#3 More Women
Artists, that is. Although we’re sure there’ll be a ton of ladies coming to visit the art space as well (see #5). While the number of female artists on display in the original Tate Modern was a mere 17%, the number now bumps up to a cool 36%. Sure, it’s not an equal amount (complains our inner feminists), but it’s still more than double what it was. And it’s not just ladies that are being represented, but a more “international, diverse and engaging’ collection according to Tate Modern’s director Frances Morris, including works from Africa, Middle East, Eastern Europe, Asia and South America.
#4 Macaws and Horses

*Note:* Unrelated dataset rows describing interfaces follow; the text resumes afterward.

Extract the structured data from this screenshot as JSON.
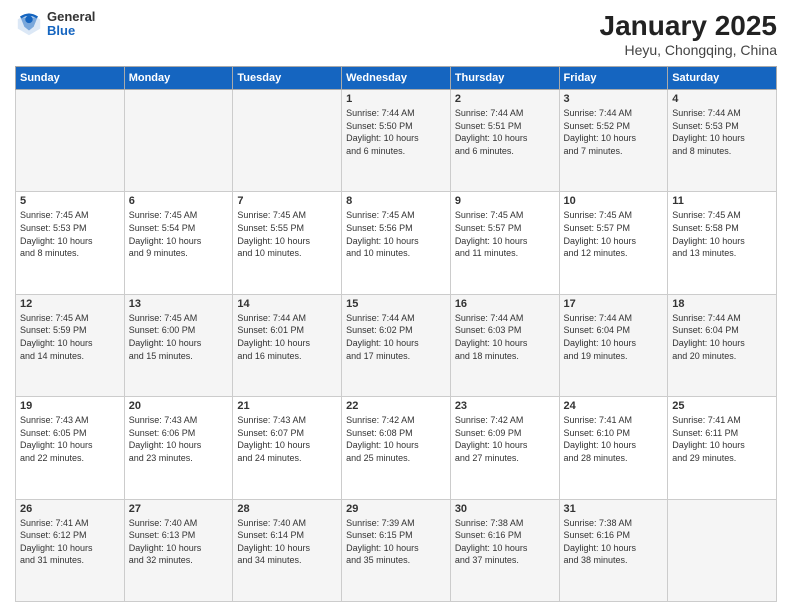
{
  "header": {
    "logo": {
      "general": "General",
      "blue": "Blue"
    },
    "title": "January 2025",
    "subtitle": "Heyu, Chongqing, China"
  },
  "days_of_week": [
    "Sunday",
    "Monday",
    "Tuesday",
    "Wednesday",
    "Thursday",
    "Friday",
    "Saturday"
  ],
  "weeks": [
    [
      {
        "day": "",
        "info": ""
      },
      {
        "day": "",
        "info": ""
      },
      {
        "day": "",
        "info": ""
      },
      {
        "day": "1",
        "info": "Sunrise: 7:44 AM\nSunset: 5:50 PM\nDaylight: 10 hours\nand 6 minutes."
      },
      {
        "day": "2",
        "info": "Sunrise: 7:44 AM\nSunset: 5:51 PM\nDaylight: 10 hours\nand 6 minutes."
      },
      {
        "day": "3",
        "info": "Sunrise: 7:44 AM\nSunset: 5:52 PM\nDaylight: 10 hours\nand 7 minutes."
      },
      {
        "day": "4",
        "info": "Sunrise: 7:44 AM\nSunset: 5:53 PM\nDaylight: 10 hours\nand 8 minutes."
      }
    ],
    [
      {
        "day": "5",
        "info": "Sunrise: 7:45 AM\nSunset: 5:53 PM\nDaylight: 10 hours\nand 8 minutes."
      },
      {
        "day": "6",
        "info": "Sunrise: 7:45 AM\nSunset: 5:54 PM\nDaylight: 10 hours\nand 9 minutes."
      },
      {
        "day": "7",
        "info": "Sunrise: 7:45 AM\nSunset: 5:55 PM\nDaylight: 10 hours\nand 10 minutes."
      },
      {
        "day": "8",
        "info": "Sunrise: 7:45 AM\nSunset: 5:56 PM\nDaylight: 10 hours\nand 10 minutes."
      },
      {
        "day": "9",
        "info": "Sunrise: 7:45 AM\nSunset: 5:57 PM\nDaylight: 10 hours\nand 11 minutes."
      },
      {
        "day": "10",
        "info": "Sunrise: 7:45 AM\nSunset: 5:57 PM\nDaylight: 10 hours\nand 12 minutes."
      },
      {
        "day": "11",
        "info": "Sunrise: 7:45 AM\nSunset: 5:58 PM\nDaylight: 10 hours\nand 13 minutes."
      }
    ],
    [
      {
        "day": "12",
        "info": "Sunrise: 7:45 AM\nSunset: 5:59 PM\nDaylight: 10 hours\nand 14 minutes."
      },
      {
        "day": "13",
        "info": "Sunrise: 7:45 AM\nSunset: 6:00 PM\nDaylight: 10 hours\nand 15 minutes."
      },
      {
        "day": "14",
        "info": "Sunrise: 7:44 AM\nSunset: 6:01 PM\nDaylight: 10 hours\nand 16 minutes."
      },
      {
        "day": "15",
        "info": "Sunrise: 7:44 AM\nSunset: 6:02 PM\nDaylight: 10 hours\nand 17 minutes."
      },
      {
        "day": "16",
        "info": "Sunrise: 7:44 AM\nSunset: 6:03 PM\nDaylight: 10 hours\nand 18 minutes."
      },
      {
        "day": "17",
        "info": "Sunrise: 7:44 AM\nSunset: 6:04 PM\nDaylight: 10 hours\nand 19 minutes."
      },
      {
        "day": "18",
        "info": "Sunrise: 7:44 AM\nSunset: 6:04 PM\nDaylight: 10 hours\nand 20 minutes."
      }
    ],
    [
      {
        "day": "19",
        "info": "Sunrise: 7:43 AM\nSunset: 6:05 PM\nDaylight: 10 hours\nand 22 minutes."
      },
      {
        "day": "20",
        "info": "Sunrise: 7:43 AM\nSunset: 6:06 PM\nDaylight: 10 hours\nand 23 minutes."
      },
      {
        "day": "21",
        "info": "Sunrise: 7:43 AM\nSunset: 6:07 PM\nDaylight: 10 hours\nand 24 minutes."
      },
      {
        "day": "22",
        "info": "Sunrise: 7:42 AM\nSunset: 6:08 PM\nDaylight: 10 hours\nand 25 minutes."
      },
      {
        "day": "23",
        "info": "Sunrise: 7:42 AM\nSunset: 6:09 PM\nDaylight: 10 hours\nand 27 minutes."
      },
      {
        "day": "24",
        "info": "Sunrise: 7:41 AM\nSunset: 6:10 PM\nDaylight: 10 hours\nand 28 minutes."
      },
      {
        "day": "25",
        "info": "Sunrise: 7:41 AM\nSunset: 6:11 PM\nDaylight: 10 hours\nand 29 minutes."
      }
    ],
    [
      {
        "day": "26",
        "info": "Sunrise: 7:41 AM\nSunset: 6:12 PM\nDaylight: 10 hours\nand 31 minutes."
      },
      {
        "day": "27",
        "info": "Sunrise: 7:40 AM\nSunset: 6:13 PM\nDaylight: 10 hours\nand 32 minutes."
      },
      {
        "day": "28",
        "info": "Sunrise: 7:40 AM\nSunset: 6:14 PM\nDaylight: 10 hours\nand 34 minutes."
      },
      {
        "day": "29",
        "info": "Sunrise: 7:39 AM\nSunset: 6:15 PM\nDaylight: 10 hours\nand 35 minutes."
      },
      {
        "day": "30",
        "info": "Sunrise: 7:38 AM\nSunset: 6:16 PM\nDaylight: 10 hours\nand 37 minutes."
      },
      {
        "day": "31",
        "info": "Sunrise: 7:38 AM\nSunset: 6:16 PM\nDaylight: 10 hours\nand 38 minutes."
      },
      {
        "day": "",
        "info": ""
      }
    ]
  ]
}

Wait, is it an animal farm as well? Nope, but the museum currently houses two macaws as part of artist Hélio Oiticica’s ‘Tropicália, Penetrables PN 2 ‘Purity is a myth’ and PN 3 ‘Imagetical’ 1966-7‘ performance exhibition. You needn’t worry about a Hitchcock-ian incident, but you might have to turn up your nose at horse poo, thanks to Tania Bruguera’s Tatlins Whisper #5, where two police officers on horseback use crowd control techniques similar to those at a pop concert, football match or political demonstration. The performance can happen at any time and might include: closing off the gallery entrance or entrances; manipulating the audience into a single group and encircling it to tighten the group; frontal confrontation with the horse; and breaking up the audience into two distinct groups. Who needs the zoo when you can be part of it?
#5 Meet Your Soulmate
If we had a dollar for every couple we knew that met at a museum/art gallery/public space…you get our drift. The fact that the Tate Modern was originally built to receive a capacity of 2 million people per year but is actually seeing 5 million walk through its doors means your chances of meeting ‘The One’ there is actually quite high. “We wanted to create the kind of public spaces you find in nature, where you sit under a tree or on a rock,” says Jacques Herzog, one half of Herzog & de Meuron. “It should be like a cathedral, with these smaller areas where you can be in a more intimate side section, but feel part of a bigger whole.” Who knows, the person next to you in the Tate Modern’s nook or niches, or across the vertiginous new bridge that slings across the Turbine Hall could turn you into the next Hiddleswift.